[1apr17 update] I was at loggerheads as to under which commentary to post this update on the very strategic response that big businesses are making to job-killing AI in the public forum. GE’s CEO Jeff Immelt is covered in all the outlets assuring everyone that he “doesn’t think robots will kill jobs in the near future.” OK, we do note the inclusion of ‘near’ in his pronouncements. But when he makes his case, then it is clear that he believes he is talking to the lesser lights in our country. Consider his public thoughts about “automation and the future of work” as parsed for us in the following points on Axios.com.
- He thinks fears of robot-driven joblessness are overblown, even as he invests billions in automation:"This notion of the war of the robots happening in the short term, that's more of a Silicon Valley vision than the real world."

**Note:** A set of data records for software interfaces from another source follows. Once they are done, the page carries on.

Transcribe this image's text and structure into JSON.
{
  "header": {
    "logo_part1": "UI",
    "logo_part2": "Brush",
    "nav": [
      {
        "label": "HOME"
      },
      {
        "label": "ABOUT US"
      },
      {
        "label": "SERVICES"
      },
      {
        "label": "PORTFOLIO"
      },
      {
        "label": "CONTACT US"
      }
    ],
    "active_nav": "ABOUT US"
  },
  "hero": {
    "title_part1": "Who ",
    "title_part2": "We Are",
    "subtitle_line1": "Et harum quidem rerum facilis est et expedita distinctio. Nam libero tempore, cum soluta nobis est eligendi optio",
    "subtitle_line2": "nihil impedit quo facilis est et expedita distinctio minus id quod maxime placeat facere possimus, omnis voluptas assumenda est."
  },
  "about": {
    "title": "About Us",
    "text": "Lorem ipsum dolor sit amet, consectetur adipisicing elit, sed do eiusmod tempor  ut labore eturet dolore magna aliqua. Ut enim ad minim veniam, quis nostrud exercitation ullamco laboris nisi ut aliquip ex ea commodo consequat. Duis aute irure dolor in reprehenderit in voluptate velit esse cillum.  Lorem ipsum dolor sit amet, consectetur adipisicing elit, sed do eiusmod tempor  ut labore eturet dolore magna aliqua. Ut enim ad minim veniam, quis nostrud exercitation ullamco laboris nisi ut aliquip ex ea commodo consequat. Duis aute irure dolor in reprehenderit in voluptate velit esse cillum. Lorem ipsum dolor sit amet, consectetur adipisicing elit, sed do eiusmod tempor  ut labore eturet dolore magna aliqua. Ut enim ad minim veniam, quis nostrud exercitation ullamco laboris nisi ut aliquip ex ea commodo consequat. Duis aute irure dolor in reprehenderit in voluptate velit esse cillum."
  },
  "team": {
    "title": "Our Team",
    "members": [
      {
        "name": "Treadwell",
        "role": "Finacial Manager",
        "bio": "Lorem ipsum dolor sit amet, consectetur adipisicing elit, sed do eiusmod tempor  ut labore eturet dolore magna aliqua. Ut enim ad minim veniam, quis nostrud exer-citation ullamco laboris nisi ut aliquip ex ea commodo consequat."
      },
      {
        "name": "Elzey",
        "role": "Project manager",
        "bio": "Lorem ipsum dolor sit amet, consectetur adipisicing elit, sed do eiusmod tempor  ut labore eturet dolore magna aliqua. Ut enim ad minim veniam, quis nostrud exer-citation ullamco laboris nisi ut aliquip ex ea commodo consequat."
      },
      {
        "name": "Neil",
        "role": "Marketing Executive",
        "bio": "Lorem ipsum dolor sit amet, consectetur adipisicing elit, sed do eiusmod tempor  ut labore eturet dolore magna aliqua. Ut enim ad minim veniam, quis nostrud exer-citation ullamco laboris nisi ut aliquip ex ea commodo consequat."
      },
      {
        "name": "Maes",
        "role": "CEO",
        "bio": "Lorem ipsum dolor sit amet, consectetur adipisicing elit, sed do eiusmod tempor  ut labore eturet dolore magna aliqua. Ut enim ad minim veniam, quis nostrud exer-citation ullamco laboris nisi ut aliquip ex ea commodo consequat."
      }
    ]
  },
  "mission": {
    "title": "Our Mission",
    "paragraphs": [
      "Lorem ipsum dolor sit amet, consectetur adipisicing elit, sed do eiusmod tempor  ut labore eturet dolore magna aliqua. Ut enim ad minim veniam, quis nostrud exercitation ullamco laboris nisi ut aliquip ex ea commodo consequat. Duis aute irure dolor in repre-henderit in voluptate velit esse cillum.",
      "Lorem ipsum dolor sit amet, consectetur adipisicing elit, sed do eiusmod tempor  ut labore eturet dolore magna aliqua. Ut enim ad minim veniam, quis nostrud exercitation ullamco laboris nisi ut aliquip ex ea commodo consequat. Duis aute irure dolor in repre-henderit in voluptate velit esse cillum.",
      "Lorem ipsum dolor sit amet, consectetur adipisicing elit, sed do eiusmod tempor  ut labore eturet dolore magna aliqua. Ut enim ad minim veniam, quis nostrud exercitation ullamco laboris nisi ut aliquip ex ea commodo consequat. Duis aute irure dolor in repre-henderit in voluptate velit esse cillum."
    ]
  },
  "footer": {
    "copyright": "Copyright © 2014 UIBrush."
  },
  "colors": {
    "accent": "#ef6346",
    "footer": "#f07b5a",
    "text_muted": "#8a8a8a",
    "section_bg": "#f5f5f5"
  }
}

- Robots are making Americans richer: Businesses can only pay workers more if they become more productive, and automation allows humans to focus on more valuable tasks.
- It's not just technology, but politics that drive automation: "The question of the last election was, 'how do you create $25 per hour jobs?" Immelt argues. In a global economy, jobs that don't require trained workers to leverage the power of computers and automation simply won't pay that well.
- All business will be in the education business: Immelt says that GE and firms like it must do more to train workers to rise above tasks that robots can do, "not because we're bleeding hearts, but because we're good at it."
A short perusal of the above reveals a gross contradiction. On #1, overblown or not, the war for jobs between robots (AI) and humans is being overwhelmingly won by smart machines. The labor department and census data bears that out, as do the numbers of growing systemic unemployment and workforce participation percentages.
What he doesn’t reveal in #2 is that tomorrow fewer humans will be able to and needed to operate smart machines. And even fewer than those will be able to “focus on more valuable tasks.” But he is right in that that ‘them that can will become much richer than them that can’t’. Can everyone now hum a few bars from the Ode to Guaranteed National Income?
And the tautological #3 flies right in the face of #1.
Finally, #4 panders to the unthinking, painting a picture of socially sensitive corporations happily devoting all necessary resources to “train (unemployed) workers to rise above tasks that robots can do”, and then giving them good high-paying jobs. Smart machines will continue doing ever more complex jobs, and the tasks that they can already do will never again be done by human workers.
Tomorrow the situation will be direr for those who cannot benefit from the promised training. Recall that half the population has two-digit IQs, and the required smarts threshold is already advancing in the three-digit domain. Now is the time to review the story of ‘John Henry, the steel drivin’ man’ (here and here).
What Immelt and other corporatist leaders will be telling us in the coming months and years is a comforting pabulum designed to keep the social peace for as long as possible, while they automate and lay off more workers and expand into new business units and enterprises in which labor costs are absolutely minimized. During this time wage inequalities cannot do anything but rise, and there will be calls to tax the bejeezus out of profits and high earners. The result will be socialism on steroids that gives rise to equal opportunity misery, or a two-tiered world in which the rich and productive will insulate themselves against the poor and ignorant.
We have spelled out mitigating and ameliorating alternatives in these pages that greatly depend on a reformed educational system and a wealth transfer process that involves everything from guaranteed national income to the establishment of non-profit service corporations. But our political ability to realize and implement such solutions (palliatives?) in time is not guaranteed, most certainly not in the current political milieu where socialism continues to be society’s siren song. (See also ‘The Depth of Dumbth’)